In going through the book of Romans, we’re now in the final chapter. Here, Paul gives his greetings to various people he knows in the church.
Don’t ignore these verses. They still contain truth and insight that will benefit us.
I commend to you our sister Phoebe, a servant of the church in Cenchrea. I ask you to receive her in the Lord in a way worthy of the saints and to give her any help she may need from you, for she has been a great help to many people, including me.
The first person he talks about is a woman named Phoebe. I need to take some time to talk about her. The English translations don’t do her justice.
I understand that there are churches and denominations who believe that women have no place in leadership. I don’t want to offend any of these people, but truth is truth.
Suffice it to say that there are a few places in Scripture where the translators try to blur the more controversial verses. They want believers to be happy, reading them in church.
Some are happy because the translation doesn’t offend their traditions. Others are happy simply because they don’t know what the verse is actually saying. This is one of those places in Scripture.

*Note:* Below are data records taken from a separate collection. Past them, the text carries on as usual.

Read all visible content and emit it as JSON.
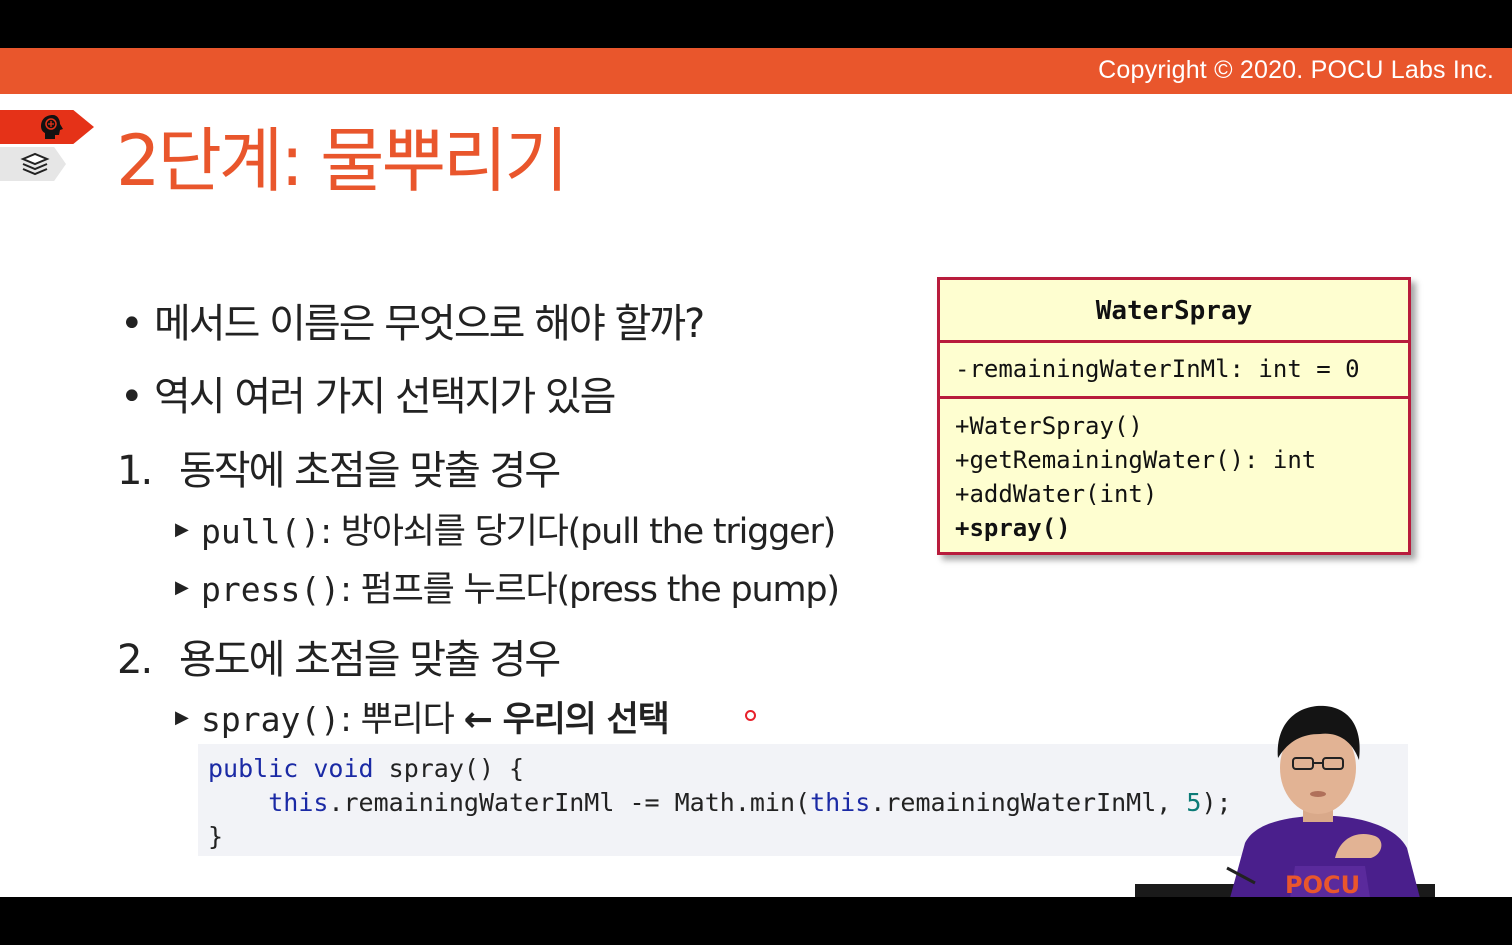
{
  "header": {
    "copyright": "Copyright © 2020. POCU Labs Inc."
  },
  "nav": {
    "tab_icons": [
      "brain-head-icon",
      "book-stack-icon"
    ]
  },
  "slide": {
    "title": "2단계: 물뿌리기",
    "bullets": [
      {
        "marker": "•",
        "text": "메서드 이름은 무엇으로 해야 할까?"
      },
      {
        "marker": "•",
        "text": "역시 여러 가지 선택지가 있음"
      }
    ],
    "options": [
      {
        "number": "1.",
        "text": "동작에 초점을 맞출 경우",
        "subs": [
          {
            "code": "pull()",
            "desc": ": 방아쇠를 당기다(pull the trigger)"
          },
          {
            "code": "press()",
            "desc": ": 펌프를 누르다(press the pump)"
          }
        ]
      },
      {
        "number": "2.",
        "text": "용도에 초점을 맞출 경우",
        "subs": [
          {
            "code": "spray()",
            "desc": ": 뿌리다 ",
            "emphasis": "← 우리의 선택"
          }
        ]
      }
    ]
  },
  "uml": {
    "class_name": "WaterSpray",
    "attributes": [
      "-remainingWaterInMl: int = 0"
    ],
    "operations": [
      "+WaterSpray()",
      "+getRemainingWater(): int",
      "+addWater(int)"
    ],
    "highlighted_operation": "+spray()"
  },
  "code": {
    "line1": {
      "kw1": "public",
      "kw2": "void",
      "rest": " spray() {"
    },
    "line2": {
      "indent": "    ",
      "this1": "this",
      "mid": ".remainingWaterInMl -= Math.min(",
      "this2": "this",
      "tail": ".remainingWaterInMl, ",
      "num": "5",
      "end": ");"
    },
    "line3": "}"
  },
  "colors": {
    "accent": "#e9562c",
    "uml_border": "#b81c3c",
    "uml_fill": "#fefed0",
    "code_keyword": "#1b2aa5"
  }
}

One of my pet peeves with translators is their treatment of women in the Scripture. Let me explain with this section. It has a number of examples.
First, the word, servant, is the word, diakonon in the Greek. In reality, it literally means a household servant – so what’s the problem?

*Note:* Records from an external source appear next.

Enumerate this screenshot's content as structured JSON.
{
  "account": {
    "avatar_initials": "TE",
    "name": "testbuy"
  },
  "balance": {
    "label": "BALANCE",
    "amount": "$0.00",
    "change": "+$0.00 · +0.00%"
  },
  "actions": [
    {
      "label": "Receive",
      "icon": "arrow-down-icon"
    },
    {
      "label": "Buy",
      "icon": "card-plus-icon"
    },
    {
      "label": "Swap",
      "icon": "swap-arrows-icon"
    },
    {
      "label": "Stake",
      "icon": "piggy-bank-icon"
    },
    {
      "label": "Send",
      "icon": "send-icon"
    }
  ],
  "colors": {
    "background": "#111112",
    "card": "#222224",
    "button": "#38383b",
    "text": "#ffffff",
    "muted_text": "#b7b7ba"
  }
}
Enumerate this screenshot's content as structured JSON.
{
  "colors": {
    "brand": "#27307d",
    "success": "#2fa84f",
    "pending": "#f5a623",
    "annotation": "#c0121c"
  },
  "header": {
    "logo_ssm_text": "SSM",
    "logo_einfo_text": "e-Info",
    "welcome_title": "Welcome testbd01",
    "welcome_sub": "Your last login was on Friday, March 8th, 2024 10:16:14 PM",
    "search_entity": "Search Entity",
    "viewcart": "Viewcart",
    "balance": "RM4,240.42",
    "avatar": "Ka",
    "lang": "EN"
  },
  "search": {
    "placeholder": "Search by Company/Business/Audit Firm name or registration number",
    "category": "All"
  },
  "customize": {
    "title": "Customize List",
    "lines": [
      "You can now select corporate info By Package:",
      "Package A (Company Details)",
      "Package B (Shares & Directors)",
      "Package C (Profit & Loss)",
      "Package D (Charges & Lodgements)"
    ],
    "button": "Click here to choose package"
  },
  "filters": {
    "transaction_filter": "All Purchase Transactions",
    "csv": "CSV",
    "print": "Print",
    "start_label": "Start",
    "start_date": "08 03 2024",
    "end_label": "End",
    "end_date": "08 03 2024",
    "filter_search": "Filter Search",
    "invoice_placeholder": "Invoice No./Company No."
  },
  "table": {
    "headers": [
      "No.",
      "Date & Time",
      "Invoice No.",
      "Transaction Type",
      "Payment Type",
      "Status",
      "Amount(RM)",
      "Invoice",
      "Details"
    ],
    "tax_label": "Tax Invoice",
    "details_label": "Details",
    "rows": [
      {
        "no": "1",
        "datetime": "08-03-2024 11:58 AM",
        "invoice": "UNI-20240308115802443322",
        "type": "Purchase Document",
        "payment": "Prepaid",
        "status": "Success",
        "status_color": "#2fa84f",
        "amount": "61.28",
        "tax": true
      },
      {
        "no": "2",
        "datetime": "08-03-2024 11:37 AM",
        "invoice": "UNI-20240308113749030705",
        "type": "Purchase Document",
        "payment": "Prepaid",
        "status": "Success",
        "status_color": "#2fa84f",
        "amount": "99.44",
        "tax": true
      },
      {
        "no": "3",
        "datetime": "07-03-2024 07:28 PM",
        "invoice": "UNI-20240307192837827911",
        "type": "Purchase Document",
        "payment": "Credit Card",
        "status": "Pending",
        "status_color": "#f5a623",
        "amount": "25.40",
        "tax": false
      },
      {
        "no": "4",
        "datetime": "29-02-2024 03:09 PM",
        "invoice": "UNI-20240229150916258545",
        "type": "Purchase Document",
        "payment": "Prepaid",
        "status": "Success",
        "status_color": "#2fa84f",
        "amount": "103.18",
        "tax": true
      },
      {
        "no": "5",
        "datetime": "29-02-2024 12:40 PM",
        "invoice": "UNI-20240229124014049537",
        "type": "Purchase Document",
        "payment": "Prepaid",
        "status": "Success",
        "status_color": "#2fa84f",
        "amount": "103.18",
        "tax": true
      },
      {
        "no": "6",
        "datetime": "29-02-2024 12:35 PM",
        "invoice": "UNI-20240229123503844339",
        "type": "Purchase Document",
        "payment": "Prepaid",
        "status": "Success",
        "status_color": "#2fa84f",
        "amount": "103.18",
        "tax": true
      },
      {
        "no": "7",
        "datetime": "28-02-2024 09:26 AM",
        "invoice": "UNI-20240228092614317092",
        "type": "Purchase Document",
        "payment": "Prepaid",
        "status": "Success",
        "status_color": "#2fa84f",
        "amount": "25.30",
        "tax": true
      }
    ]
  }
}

Actually, the problem is this…when it refers to a man (1 Timothy 4:6, Colossians 1:7; 4:7) it’s translated as minister or deacon. Yet, when use for Phoebe, they chose the word, servant.
While the words servant, minister, and deacon all have the same original meaning; in our modern terminology, they imply much different functions. We get the idea that women servants are somehow less important than men servants.
In this section, Paul is commending her to the church. That tells me that they are just meeting her for the first time. Phoebe must have been one of the group of travelers who brought this letter to the church in Rome. He asks the church to receive her worthily.
He instructs the church to give her any help she needs. That Greek passage literally reads, stand with her, be at hand, ready to assist her in her work. But what is that work? Here’s where it really gets interesting.
The NIV says that she has been a great help to many people including me. The Greek word that Paul uses for her is a prostatis. This is the only place that word is used in Bible. It’s a word that’s full of meaning.
It’s definition is a woman set over others. According to Thayer’s Lexicon, it describes a female guardian, protectress, or patroness, caring for the affairs of others and aiding them with her resources.
This word basically means that she is the head of a mission’s organization. Phoebe runs an organization that raises money for missions. More than that, according to Paul’s own words, he is one of those missionaries that she supports. That’s why Paul asks them to help her any way they can.
It’s sad that many translations water down these verses that show women in a place of authority. God will use whoever is available to further His kingdom.
I have a problem with people who try to erect a glass ceiling in God’s church. Any person, no matter who they are or where they came from, can rise as far as God calls them in His kingdom.
Question: What is God’s calling on your life?
© 2021 Nick Zaccardi